Want to find out how much you are likely to make with that college education? Salary.com has compiled a list of entry-level incomes for a wide variety of careers.
How does college play itself out in your retirement plan? There are three basic concepts to understand.
The first: A thirty thousand dollar loan can quickly turn itself upside down if the student does not pay it off early. Letting it languish for the full ten-year payback period will add as much as a third more to the cost of the education.
Second: Because the student is not likely to prioritize those loan payments, they will be much more prone to roll the debt over into some sort of longer termed consolidation loan, extending the period of payback and because of that, paying additional interest charges, fees for loan origination and in the process, learn one of life's most frequently taught lesson – debt overload.

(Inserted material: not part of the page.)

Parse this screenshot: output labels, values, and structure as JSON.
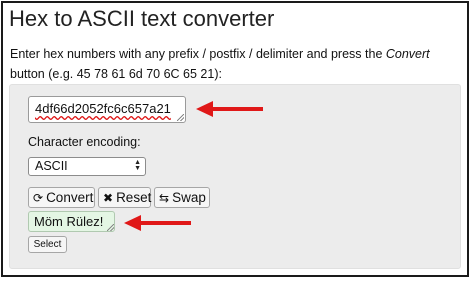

Once this happens, and if the post-college income generated from those years racking up that debt fails to match the debt, young people just starting out will be well behind the best years for saving.
Third: Parents shouldn't pay. Okay, middle class parents shouldn't pay. Diverting money to your child’s education seems noble enough and might even make you feel better but it doesn’t work if you are not using that money for your own retirement.
I have suggested that a family with a household income of less that $80,000 devote any money to growing their child. Lessons, activities, sports and travel all eat up enormous amounts of cash from the average budget. But it will produce a much better (and more attractive, at least from a collegiate perspective) citizen/student. And that child is more likely to obtain scholarships and grant money because of it.
Parents at this income level have few good opportunities to save for their own retirements. Passing up even so much as single dollar directed towards a savings plan for those later years would be catastrophic.
Incomes above that amount will not be in much better shape to save for college but they will feel the pressure of their peer group to do so. With the recent credit crunch revealing some cracks in the accounting of many households who have kept their eye on prizes they could ill afford, saving for college may add to an already strained budget.
Retirement planning rule of thumb: If your total household debt exceeds 70%, you should focus on your future and not that of your child(ren). That debt will afford them better borrowing opportunities but, on the other hand, that same debt will be creating a negative momentum for your own future.